- _Work instructions_
Do any lines in the data below contain "installation"? If so, copy every one of them.

- _Records to use_
=== Begin Enclosure ===

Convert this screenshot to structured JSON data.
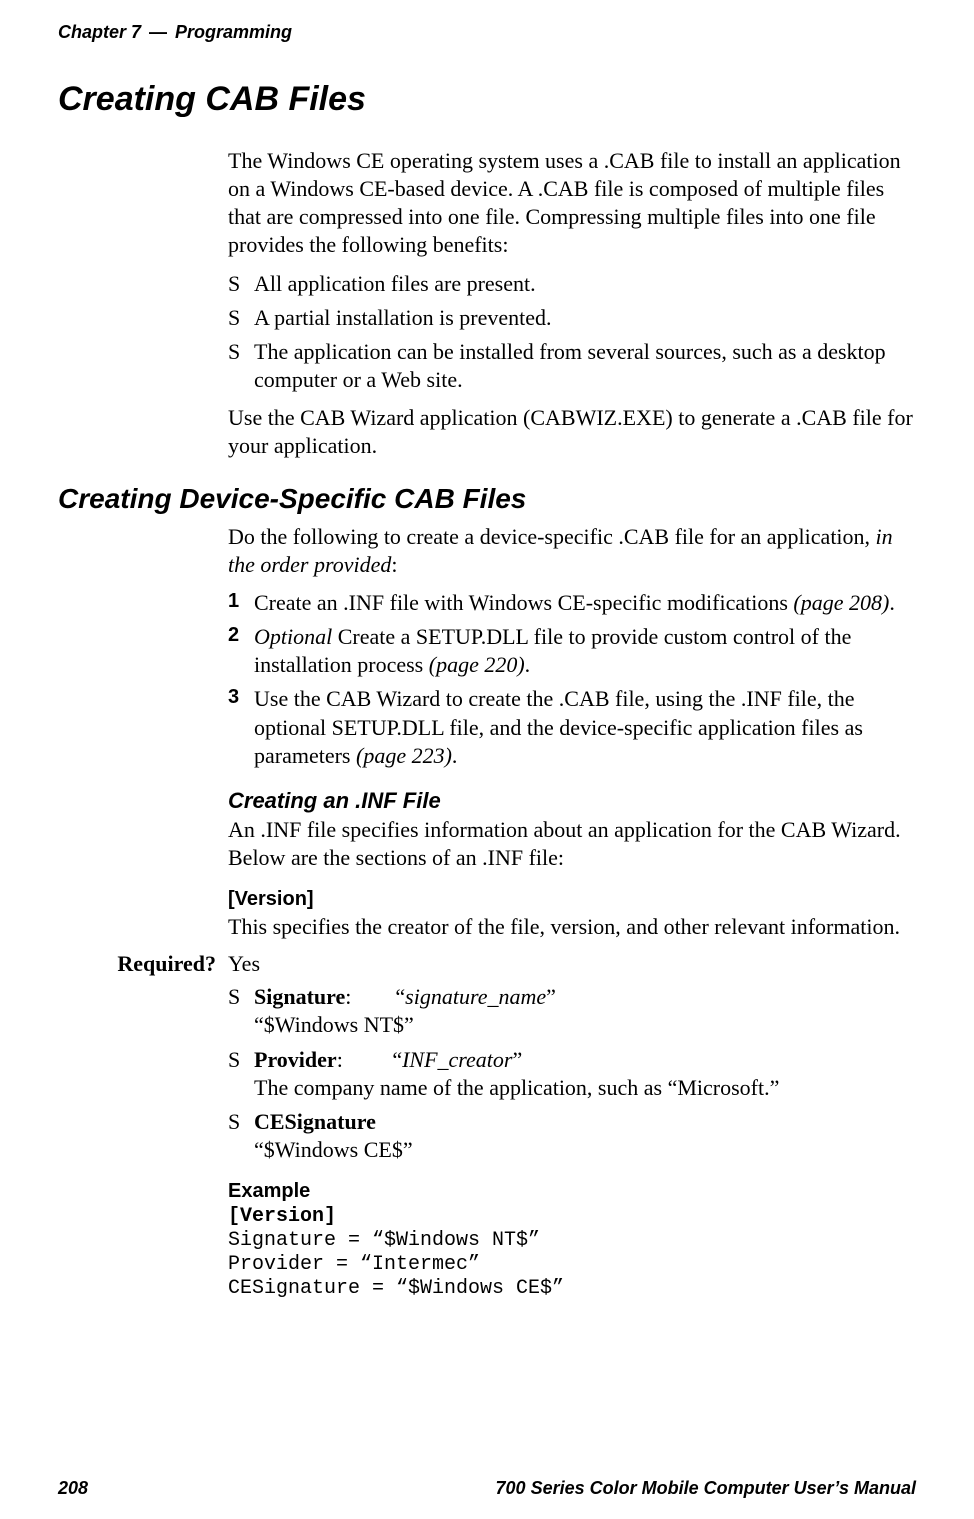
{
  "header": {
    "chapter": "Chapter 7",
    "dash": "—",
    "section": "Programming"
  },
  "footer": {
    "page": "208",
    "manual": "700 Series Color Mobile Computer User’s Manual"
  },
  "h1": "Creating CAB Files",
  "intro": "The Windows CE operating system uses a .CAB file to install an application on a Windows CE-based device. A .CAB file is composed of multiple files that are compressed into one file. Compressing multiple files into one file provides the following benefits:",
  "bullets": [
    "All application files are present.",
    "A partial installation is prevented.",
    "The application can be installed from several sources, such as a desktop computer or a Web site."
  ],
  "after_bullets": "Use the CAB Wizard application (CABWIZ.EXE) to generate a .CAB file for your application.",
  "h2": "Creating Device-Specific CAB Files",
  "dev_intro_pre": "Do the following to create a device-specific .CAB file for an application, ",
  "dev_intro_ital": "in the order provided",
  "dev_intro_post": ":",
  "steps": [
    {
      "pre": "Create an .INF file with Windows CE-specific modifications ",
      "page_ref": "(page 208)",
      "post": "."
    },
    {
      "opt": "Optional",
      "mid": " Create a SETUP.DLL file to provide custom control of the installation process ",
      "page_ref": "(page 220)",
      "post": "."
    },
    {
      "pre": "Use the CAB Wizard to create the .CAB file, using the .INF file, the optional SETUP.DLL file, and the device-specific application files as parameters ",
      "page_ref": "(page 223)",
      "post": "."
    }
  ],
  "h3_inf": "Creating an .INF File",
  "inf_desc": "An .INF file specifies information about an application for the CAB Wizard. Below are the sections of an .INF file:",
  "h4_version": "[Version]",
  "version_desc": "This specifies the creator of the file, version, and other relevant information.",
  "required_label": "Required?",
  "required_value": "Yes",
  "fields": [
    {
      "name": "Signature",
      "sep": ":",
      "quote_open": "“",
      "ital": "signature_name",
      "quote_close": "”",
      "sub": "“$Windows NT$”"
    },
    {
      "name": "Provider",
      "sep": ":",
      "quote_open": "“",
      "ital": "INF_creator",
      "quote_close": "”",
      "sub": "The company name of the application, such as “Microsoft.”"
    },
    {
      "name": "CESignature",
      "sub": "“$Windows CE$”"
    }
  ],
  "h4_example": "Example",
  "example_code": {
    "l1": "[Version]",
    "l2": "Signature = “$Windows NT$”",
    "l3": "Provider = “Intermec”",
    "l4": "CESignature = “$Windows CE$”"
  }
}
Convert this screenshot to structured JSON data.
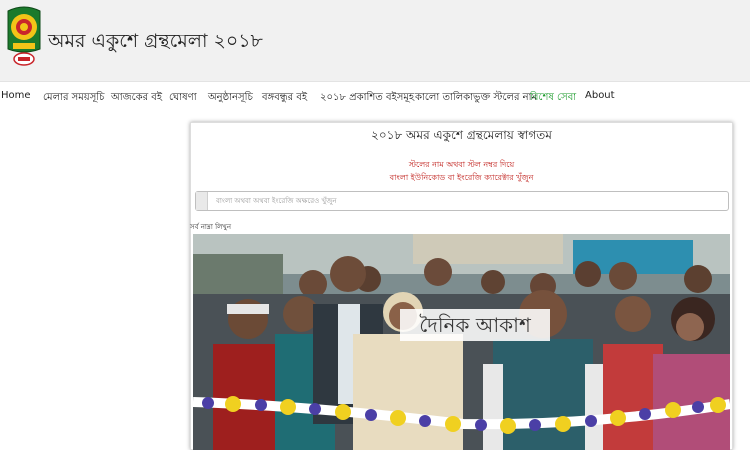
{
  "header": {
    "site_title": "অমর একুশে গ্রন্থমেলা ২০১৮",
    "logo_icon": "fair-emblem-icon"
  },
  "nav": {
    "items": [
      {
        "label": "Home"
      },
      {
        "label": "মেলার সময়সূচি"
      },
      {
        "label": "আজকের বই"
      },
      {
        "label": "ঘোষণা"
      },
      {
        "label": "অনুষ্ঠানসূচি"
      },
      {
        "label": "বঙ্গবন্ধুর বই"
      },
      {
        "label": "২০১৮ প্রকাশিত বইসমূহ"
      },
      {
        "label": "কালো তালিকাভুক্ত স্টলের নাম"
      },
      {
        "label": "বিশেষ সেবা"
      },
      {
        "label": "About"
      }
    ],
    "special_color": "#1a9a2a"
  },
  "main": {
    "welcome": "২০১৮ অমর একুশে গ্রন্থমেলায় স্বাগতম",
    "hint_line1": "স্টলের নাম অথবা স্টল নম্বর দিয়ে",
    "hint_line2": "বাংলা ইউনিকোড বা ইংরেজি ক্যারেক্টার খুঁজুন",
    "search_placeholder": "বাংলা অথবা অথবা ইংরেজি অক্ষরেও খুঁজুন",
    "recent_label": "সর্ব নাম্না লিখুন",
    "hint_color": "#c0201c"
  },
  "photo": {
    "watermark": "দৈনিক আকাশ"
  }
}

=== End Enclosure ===

- _Finished task_
    "A partial installation is prevented.",
      "mid": " Create a SETUP.DLL file to provide custom control of the installation process ",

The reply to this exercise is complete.